Paperback books of particular interest.
New books by Nick Jans, Rebecca Frankel and Benoit Denizet-Lewis.
Recently reviewed books of particular interest.
In John Sandford’s “Deadline,” dogs are being stolen and auctioned off for resale as laboratory animals.
Jonathan Darman’s history of the 1960s weaves together accounts of the activities of Lyndon Johnson and Ronald Reagan.
In his writing guide, the Harvard polymath Steven Pinker favors looser, more easygoing grammatical usage.
Two Soviet Jews — an Israeli politician and a disgraced K.G.B. informer — are reunited decades after a devastating betrayal.
Men follow their compulsions, and sometimes receive their comeuppance, in Paul Theroux’s stories.
A lawyer personalizes the struggle against injustice with the story of a man wrongfully convicted of murder.
Simon Rich’s humorous stories take on the millennial generation.
Marilynne Robinson, whose novel “Lila” is No. 4 on the hardcover fiction list, has found success agreeable. “A Pulitzer Prize is very reassuring, and that’s a fact.”
A collection of illustrated tales with a sinister bent, and an anthology of stories featuring otherworldly creatures.
Characters in two dark urban fairy tales for middle-grade readers uncover events hidden in the past.
Two novels featuring adoption and foster care show how bonds are formed despite less than ideal circumstances.
From a distant farm to the African veldt, these picture books celebrate the limitless nature of creativity and imagination.
Each October brings a shelf full of Best American anthologies.
The wallcreeper of this novel’s title and its protagonist both crave freedom.
Readers respond to recent reviews of Mark Edmundson’s “Why Football Matters,” Steve Almond’s “Against Football” and more.
In Zephyr Teachout’s history of American political corruption, the main target is the current money-in-politics doctrine.

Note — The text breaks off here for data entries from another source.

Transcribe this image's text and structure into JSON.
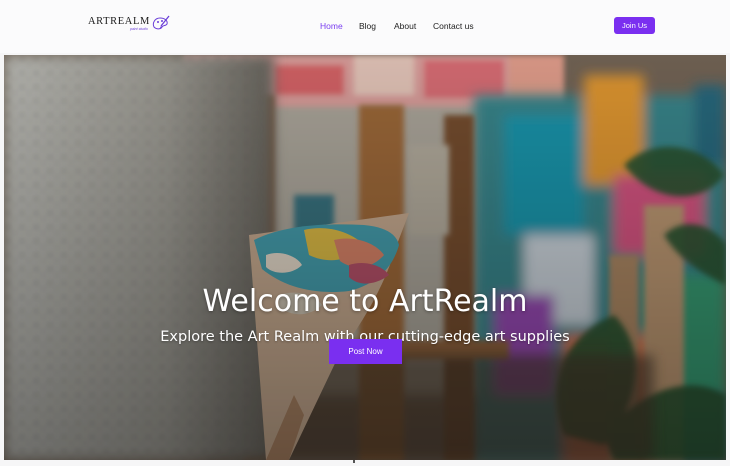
{
  "brand": {
    "name": "ARTREALM",
    "tagline": "paint studio",
    "accent": "#7a2ff0"
  },
  "nav": {
    "items": [
      {
        "label": "Home",
        "active": true
      },
      {
        "label": "Blog",
        "active": false
      },
      {
        "label": "About",
        "active": false
      },
      {
        "label": "Contact us",
        "active": false
      }
    ],
    "cta_label": "Join Us"
  },
  "hero": {
    "title": "Welcome to ArtRealm",
    "subtitle": "Explore the Art Realm with our cutting-edge art supplies",
    "button_label": "Post Now",
    "image": "artist-palette-easel-photo"
  }
}
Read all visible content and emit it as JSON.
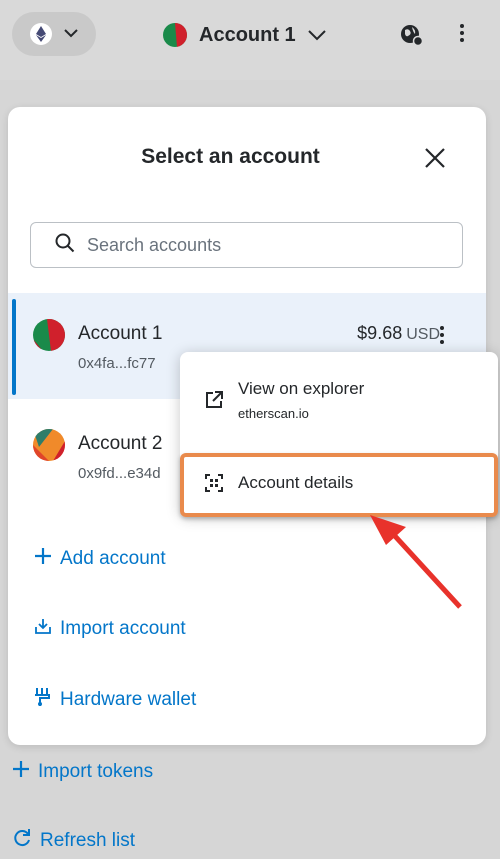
{
  "header": {
    "network_icon": "ethereum-icon",
    "account_name": "Account 1",
    "icons": [
      "chevron-down-icon",
      "globe-icon",
      "kebab-menu-icon"
    ]
  },
  "modal": {
    "title": "Select an account",
    "search_placeholder": "Search accounts",
    "accounts": [
      {
        "name": "Account 1",
        "address": "0x4fa...fc77",
        "balance": "$9.68",
        "currency": "USD",
        "selected": true
      },
      {
        "name": "Account 2",
        "address": "0x9fd...e34d"
      }
    ],
    "actions": {
      "add": "Add account",
      "import": "Import account",
      "hardware": "Hardware wallet"
    }
  },
  "popup": {
    "explorer_label": "View on explorer",
    "explorer_sub": "etherscan.io",
    "details_label": "Account details"
  },
  "page_links": {
    "import_tokens": "Import tokens",
    "refresh": "Refresh list"
  },
  "colors": {
    "accent": "#0376c9",
    "highlight": "#e98a4c",
    "arrow": "#e8322b"
  }
}
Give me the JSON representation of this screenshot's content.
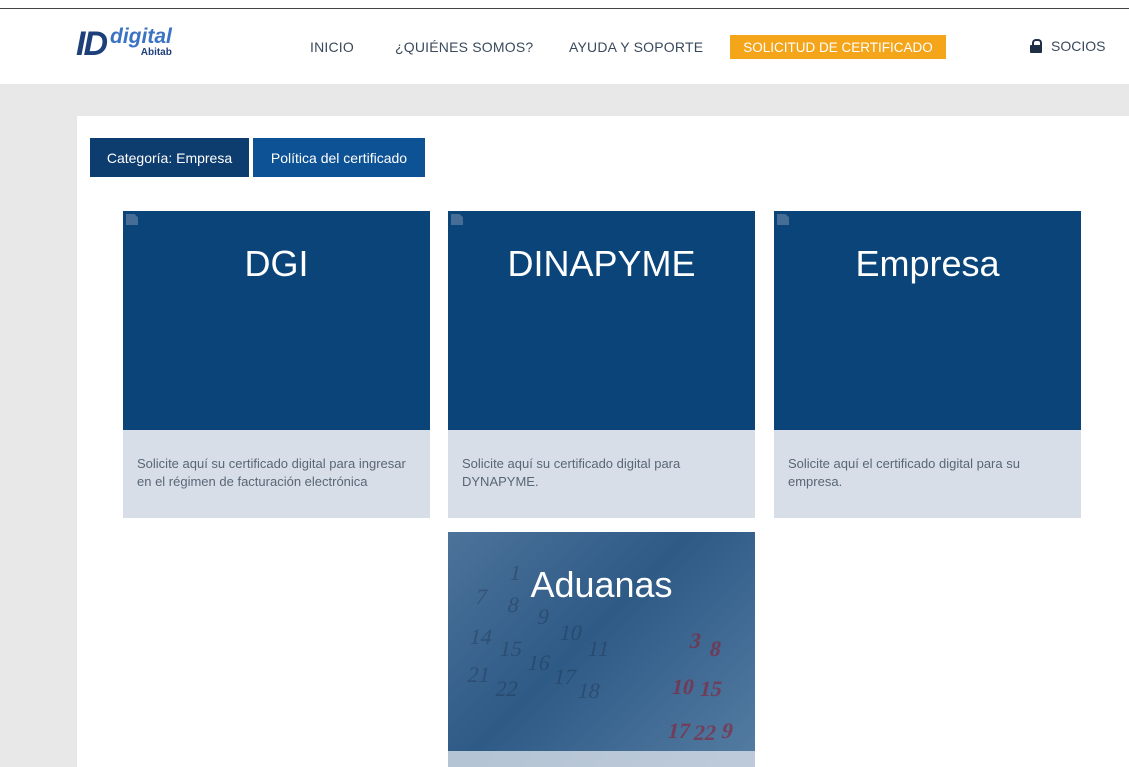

Nicholas Kristof and Sheryl WuDunn show how to make a difference in the lives of the disadvantaged.